*How to complete this task:*
Every record should be restated exactly, with no images included.

*Listed entries:*
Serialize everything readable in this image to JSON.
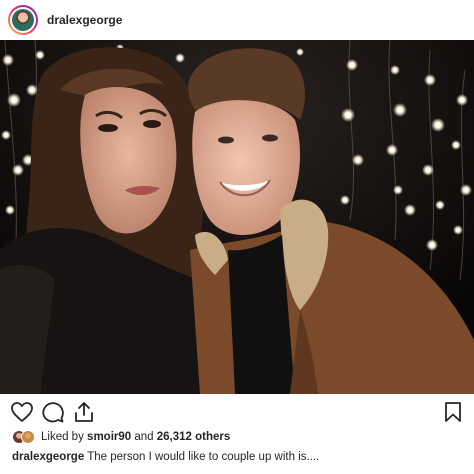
{
  "header": {
    "username": "dralexgeorge",
    "avatar_icon": "profile-avatar"
  },
  "post": {
    "photo_description_icon": "couple-selfie-photo",
    "colors": {
      "story_ring_start": "#f9ce34",
      "story_ring_mid": "#ee2a7b",
      "story_ring_end": "#6228d7"
    }
  },
  "actions": {
    "like_icon": "heart-icon",
    "comment_icon": "comment-icon",
    "share_icon": "share-icon",
    "save_icon": "bookmark-icon"
  },
  "likes": {
    "prefix": "Liked by",
    "user": "smoir90",
    "connector": "and",
    "count": "26,312 others"
  },
  "caption": {
    "username": "dralexgeorge",
    "text": "The person I would like to couple up with is...."
  }
}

*Result of the task:*
Serialize everything readable in this image to JSON.
{
  "header": {
    "username": "dralexgeorge",
    "avatar_icon": "profile-avatar"
  },
  "post": {
    "photo_description_icon": "couple-selfie-photo",
    "colors": {
      "story_ring_start": "#f9ce34",
      "story_ring_mid": "#ee2a7b",
      "story_ring_end": "#6228d7"
    }
  },
  "actions": {
    "like_icon": "heart-icon",
    "comment_icon": "comment-icon",
    "share_icon": "share-icon",
    "save_icon": "bookmark-icon"
  },
  "likes": {
    "prefix": "Liked by",
    "user": "smoir90",
    "connector": "and",
    "count": "26,312 others"
  },
  "caption": {
    "username": "dralexgeorge",
    "text": "The person I would like to couple up with is...."
  }
}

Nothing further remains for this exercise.